Sometimes it is hard to find the perfect gift for someone who has every material thing they desire. Still you want to give something as a token of your appreciation to them and the below gifts are the perfect solution that everyone can feel good about.
“Heifer International’s mission is to work with communities to end hunger and poverty and care for the Earth. It all started with a cow. Moved by the plight of orphans and refugees of the Spanish Civil War as he ladled out meager rations of powdered milk, Dan West, an Indiana farmer, volunteer relief worker and Church of the Brethren member, grasped that the people needed “a cow, not a cup”—cows that could produce milk so families would not have to depend on temporary aid. From that simple idea, Heifer International was born.” – From the Heifer International Website
Save two lives, those of a mom and her newborn baby, with CleanBirth.org and the perfect holiday gift of Bags of Love and Miracles, a handmade bag with a beautiful full-sized honor card inside ($20) and 4 mothers in Laos will receive birthing supplies and safe birthing education.
Mom2Mom Africa is a Canadian Not-for-Profit Organization, established to help empower women and children through education. The benefits of education and global awareness apply to us all. Your gifts this season will help to buy books, school uniforms and school supplies for the Mom2Mom Africa students in Tanzania.
Wishing Happy Holidays to You All,
May You Give As Good As You Get!
Do you know other organizations or shops that belong on this list?

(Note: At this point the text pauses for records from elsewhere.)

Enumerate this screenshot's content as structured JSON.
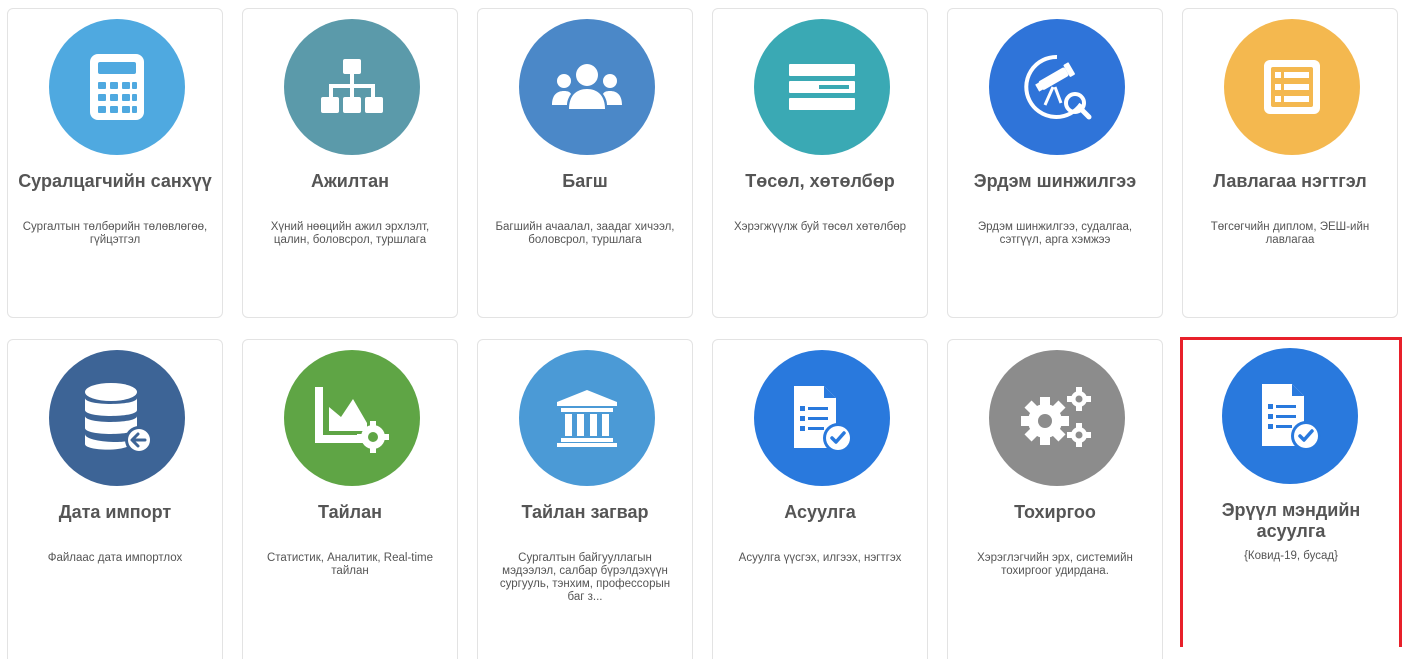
{
  "tiles": [
    {
      "title": "Суралцагчийн санхүү",
      "description": "Сургалтын төлбөрийн төлөвлөгөө, гүйцэтгэл",
      "icon": "calculator-icon",
      "color": "#4fa9e0"
    },
    {
      "title": "Ажилтан",
      "description": "Хүний нөөцийн ажил эрхлэлт, цалин, боловсрол, туршлага",
      "icon": "org-chart-icon",
      "color": "#5b9aaa"
    },
    {
      "title": "Багш",
      "description": "Багшийн ачаалал, заадаг хичээл, боловсрол, туршлага",
      "icon": "users-icon",
      "color": "#4b88c8"
    },
    {
      "title": "Төсөл, хөтөлбөр",
      "description": "Хэрэгжүүлж буй төсөл хөтөлбөр",
      "icon": "list-bars-icon",
      "color": "#3aa9b4"
    },
    {
      "title": "Эрдэм шинжилгээ",
      "description": "Эрдэм шинжилгээ, судалгаа, сэтгүүл, арга хэмжээ",
      "icon": "telescope-search-icon",
      "color": "#2f74d9"
    },
    {
      "title": "Лавлагаа нэгтгэл",
      "description": "Төгсөгчийн диплом, ЭЕШ-ийн лавлагаа",
      "icon": "document-list-icon",
      "color": "#f4b84f"
    },
    {
      "title": "Дата импорт",
      "description": "Файлаас дата импортлох",
      "icon": "database-import-icon",
      "color": "#3d6496"
    },
    {
      "title": "Тайлан",
      "description": "Статистик, Аналитик, Real-time тайлан",
      "icon": "chart-settings-icon",
      "color": "#5fa545"
    },
    {
      "title": "Тайлан загвар",
      "description": "Сургалтын байгууллагын мэдээлэл, салбар бүрэлдэхүүн сургууль, тэнхим, профессорын баг з...",
      "icon": "institution-icon",
      "color": "#4b9ad6"
    },
    {
      "title": "Асуулга",
      "description": "Асуулга үүсгэх, илгээх, нэгтгэх",
      "icon": "checklist-check-icon",
      "color": "#2979dd"
    },
    {
      "title": "Тохиргоо",
      "description": "Хэрэглэгчийн эрх, системийн тохиргоог удирдана.",
      "icon": "gears-icon",
      "color": "#8c8c8c"
    },
    {
      "title": "Эрүүл мэндийн асуулга",
      "description": "{Ковид-19, бусад}",
      "icon": "checklist-check-icon",
      "color": "#2979dd"
    }
  ],
  "highlight_color": "#e8202a"
}
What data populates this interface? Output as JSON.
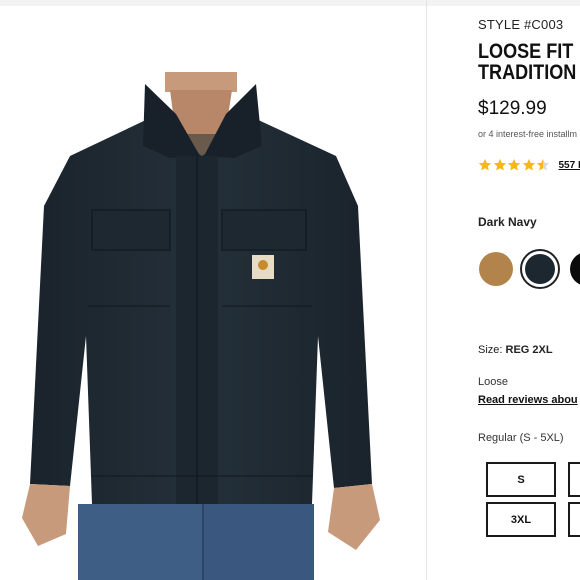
{
  "product": {
    "style_number": "STYLE #C003",
    "title_line1": "LOOSE FIT",
    "title_line2": "TRADITION",
    "price": "$129.99",
    "installments_text": "or 4 interest-free installm",
    "rating": {
      "stars_value": 4.5,
      "stars_max": 5,
      "review_count_text": "557 R",
      "star_color": "#f5b817"
    },
    "image_alt": "Man wearing a dark navy duck traditional coat with corduroy collar"
  },
  "color_selector": {
    "selected_label": "Dark Navy",
    "swatches": [
      {
        "name": "brown-swatch",
        "color": "#b3834c"
      },
      {
        "name": "dark-navy-swatch",
        "color": "#1d2730",
        "selected": true
      },
      {
        "name": "black-swatch",
        "color": "#0b0b0b"
      }
    ]
  },
  "size": {
    "label_prefix": "Size:",
    "selected_value": "REG 2XL",
    "fit_text": "Loose",
    "reviews_link": "Read reviews abou",
    "range_text": "Regular (S - 5XL)",
    "buttons": [
      "S",
      "3XL",
      "",
      ""
    ]
  },
  "colors": {
    "jacket": "#1f2a33",
    "accent_star": "#f5b817",
    "text": "#111111"
  }
}
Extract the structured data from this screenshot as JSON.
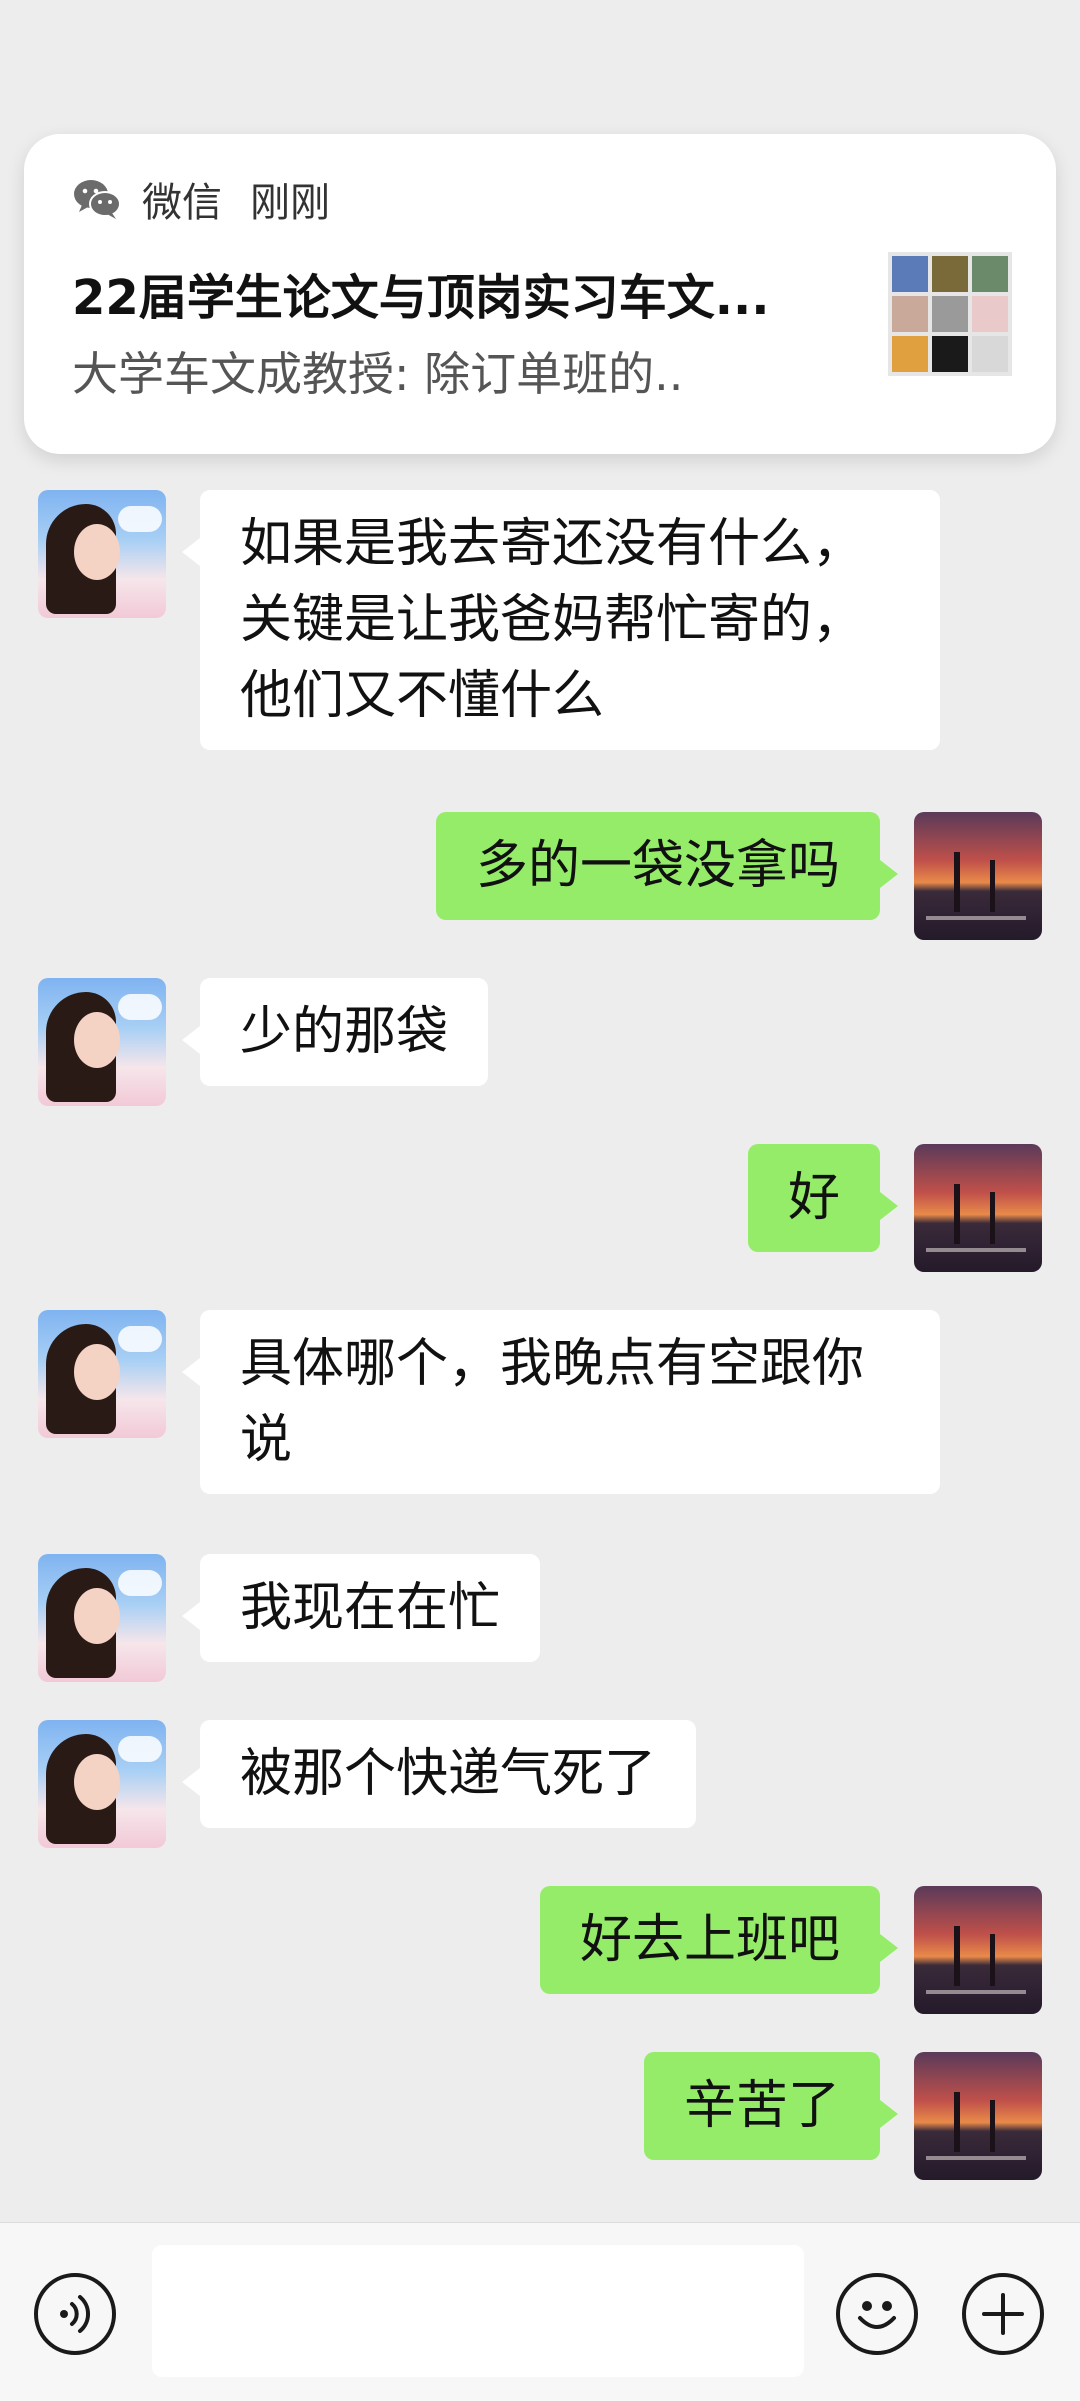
{
  "notification": {
    "app_name": "微信",
    "time": "刚刚",
    "title": "22届学生论文与顶岗实习车文...",
    "body": "大学车文成教授: 除订单班的.."
  },
  "messages": [
    {
      "side": "left",
      "text": "如果是我去寄还没有什么，关键是让我爸妈帮忙寄的，他们又不懂什么"
    },
    {
      "side": "right",
      "text": "多的一袋没拿吗"
    },
    {
      "side": "left",
      "text": "少的那袋"
    },
    {
      "side": "right",
      "text": "好"
    },
    {
      "side": "left",
      "text": "具体哪个，我晚点有空跟你说"
    },
    {
      "side": "left",
      "text": "我现在在忙"
    },
    {
      "side": "left",
      "text": "被那个快递气死了"
    },
    {
      "side": "right",
      "text": "好去上班吧"
    },
    {
      "side": "right",
      "text": "辛苦了"
    }
  ],
  "input": {
    "value": "",
    "voice_icon": "voice-icon",
    "emoji_icon": "emoji-icon",
    "plus_icon": "plus-icon"
  },
  "colors": {
    "background": "#ededed",
    "bubble_self": "#95ec69",
    "bubble_other": "#ffffff"
  }
}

Elizabeth Atalay is a Digital Media Producer, Managing Editor at World Moms Network, and a Social Media Manager. She was a 2015 United Nations Foundation Social Good Fellow, and traveled to Ethiopia as an International Reporting Project New Media Fellow to report on newborn health in 2014. On her personal blog, Documama.org, she uses digital media as a new medium for her background as a documentarian. After having worked on Feature Films and Television series for FOX, NBC, MGM, Columbia Pictures, Warner Brothers, 20th Century Fox, and Castle Rock Pictures, she studied documentary filmmaking and anthropology earning a Masters degree in Media Studies from The New School in New York. Since becoming a Digital Media Producer she has worked on social media campaigns for non-profits such as Save The Children, WaterAid, ONE.org, UNICEF, United Nations Foundation, Edesia, World Pulse, American Heart Association, and The Gates Foundation. Her writing has also been featured on ONE.org, Johnson & Johnson’s BabyCenter.com, EnoughProject.org, GaviAlliance.org, and Worldmomsnetwork.com. Elizabeth has traveled to 70 countries around the world, most recently to Haiti with Artisan Business Network to visit artisans in partnership with Macy’s Heart of Haiti line, which provides sustainable income to Haitian artisans. Elizabeth lives in New England with her husband and four children.